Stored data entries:
━━━━━━

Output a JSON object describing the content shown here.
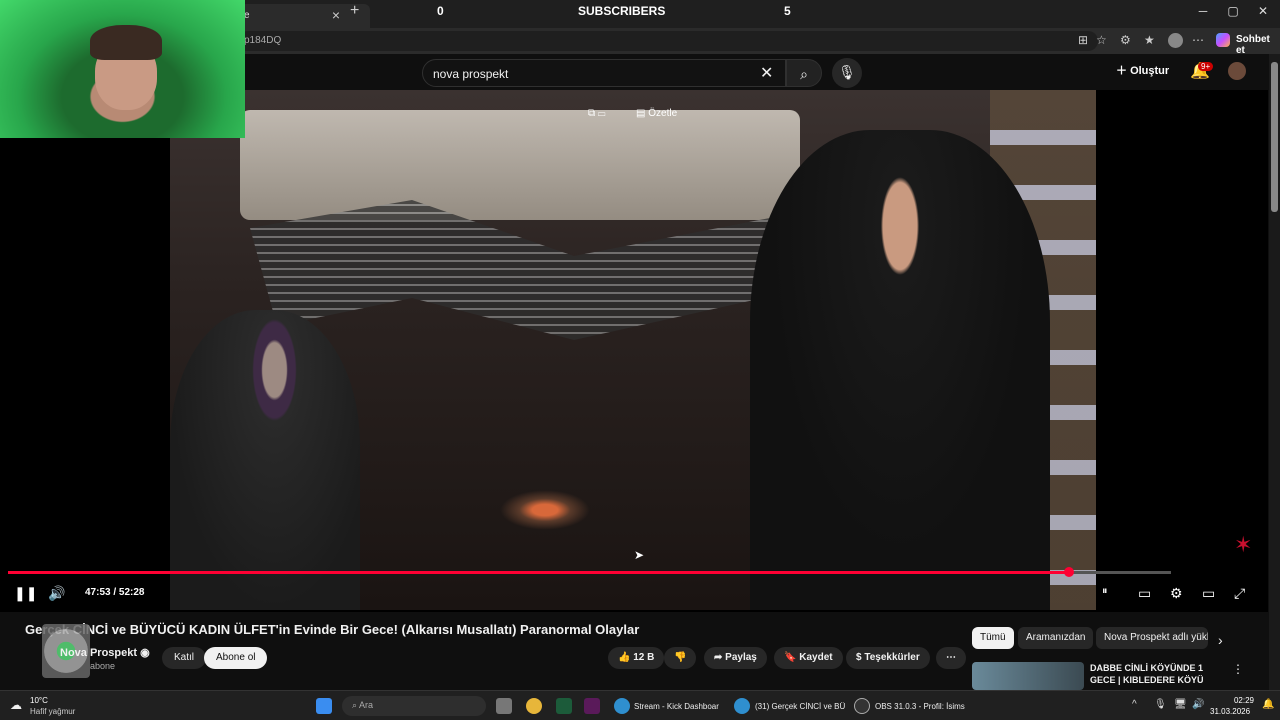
{
  "browser": {
    "tab_title": "e",
    "tab_close": "×",
    "tab_new": "+",
    "url": "p184DQ",
    "chat_label": "Sohbet et",
    "window": {
      "min": "─",
      "max": "▢",
      "close": "✕"
    }
  },
  "overlay": {
    "left_count": "0",
    "label": "SUBSCRIBERS",
    "right_count": "5"
  },
  "youtube": {
    "search_value": "nova prospekt",
    "search_clear": "✕",
    "create_label": "Oluştur",
    "notification_badge": "9+"
  },
  "player": {
    "summary_label": "Özetle",
    "time": "47:53 / 52:28",
    "progress": 0.9127
  },
  "video": {
    "title": "Gerçek CİNCİ ve BÜYÜCÜ KADIN ÜLFET'in Evinde Bir Gece! (Alkarısı Musallatı) Paranormal Olaylar",
    "channel": "Nova Prospekt",
    "subs": "abone",
    "join_label": "Katıl",
    "subscribe_label": "Abone ol",
    "likes": "12 B",
    "share_label": "Paylaş",
    "save_label": "Kaydet",
    "thanks_label": "Teşekkürler",
    "more_label": "⋯"
  },
  "recommendations": {
    "chips": [
      "Tümü",
      "Aramanızdan",
      "Nova Prospekt adlı yükle"
    ],
    "items": [
      {
        "title": "DABBE CİNLİ KÖYÜNDE 1 GECE | KIBLEDERE KÖYÜ"
      }
    ]
  },
  "taskbar": {
    "weather_temp": "10°C",
    "weather_desc": "Hafif yağmur",
    "search_placeholder": "Ara",
    "apps": [
      {
        "label": "Stream - Kick Dashboar"
      },
      {
        "label": "(31) Gerçek CİNCİ ve BÜ"
      },
      {
        "label": "OBS 31.0.3 - Profil: İsims"
      }
    ],
    "time": "02:29",
    "date": "31.03.2026"
  },
  "colors": {
    "accent": "#ff0033",
    "background": "#0f0f0f"
  }
}
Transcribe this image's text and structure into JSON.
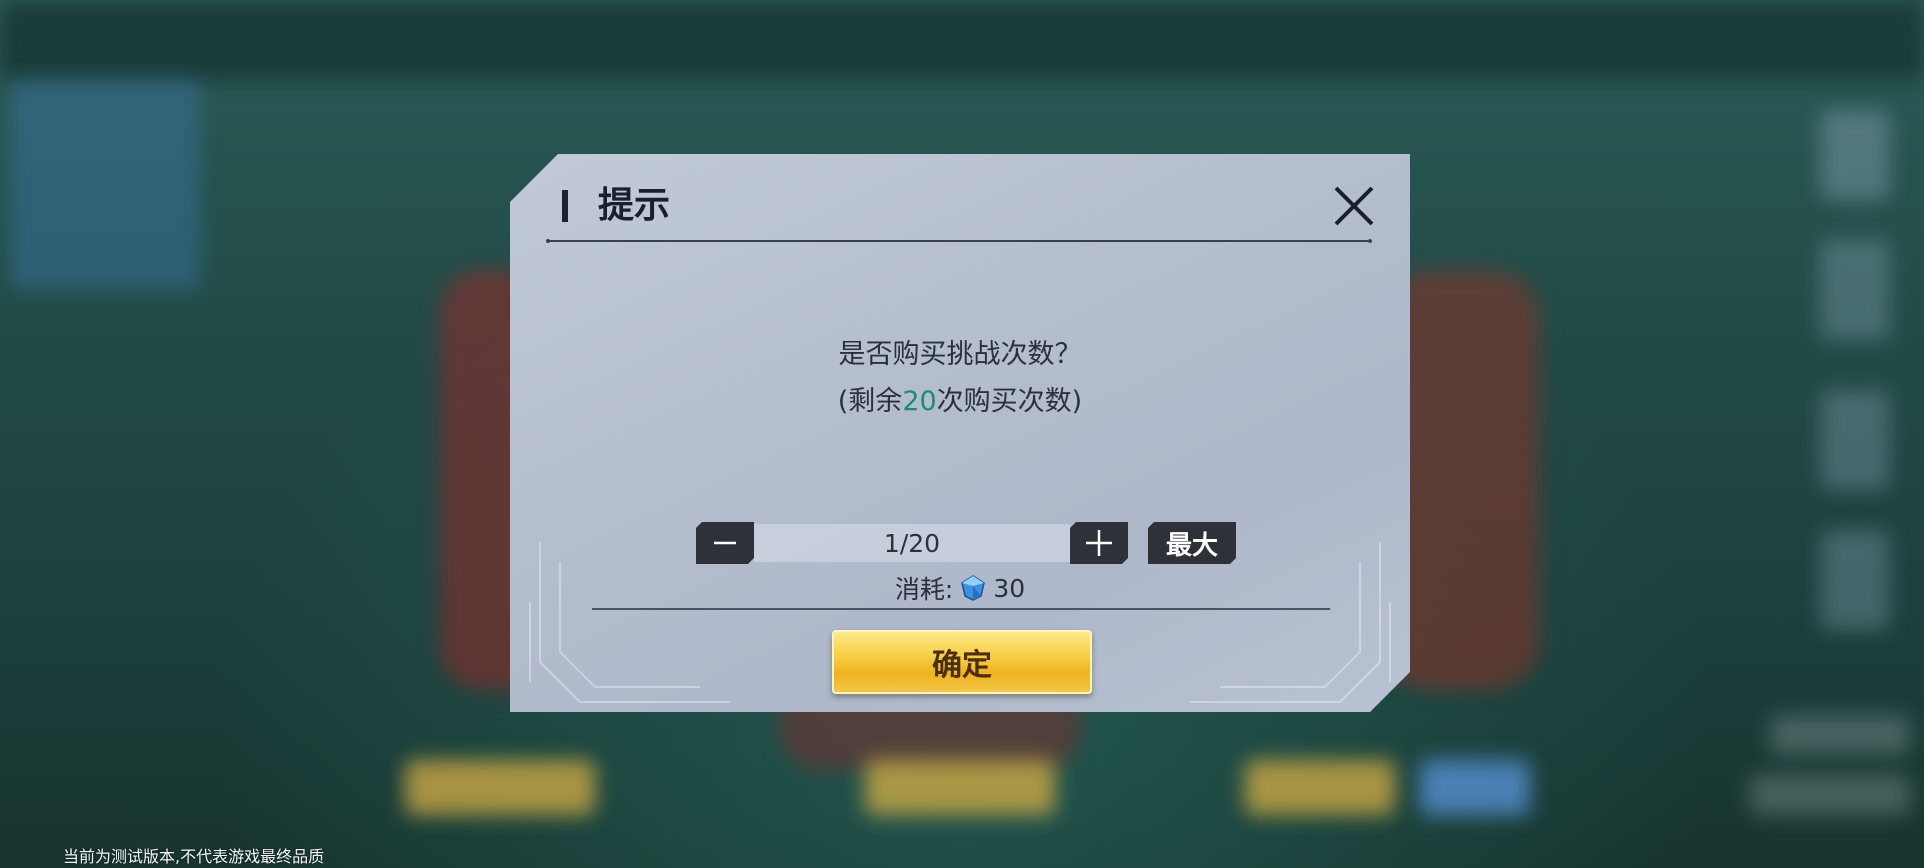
{
  "dialog": {
    "title": "提示",
    "message_line1": "是否购买挑战次数？",
    "message_prefix": "(剩余",
    "remaining_count": "20",
    "message_suffix": "次购买次数)",
    "quantity_display": "1/20",
    "max_label": "最大",
    "cost_label": "消耗:",
    "cost_value": "30",
    "confirm_label": "确定"
  },
  "icons": {
    "close": "close-icon",
    "minus": "minus-icon",
    "plus": "plus-icon",
    "currency": "diamond-gem-icon"
  },
  "colors": {
    "highlight": "#1a8b78",
    "confirm_gold": "#f8cf44"
  },
  "footer": {
    "notice": "当前为测试版本,不代表游戏最终品质"
  }
}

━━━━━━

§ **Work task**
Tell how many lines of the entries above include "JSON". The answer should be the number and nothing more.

§ **Expected answer**
2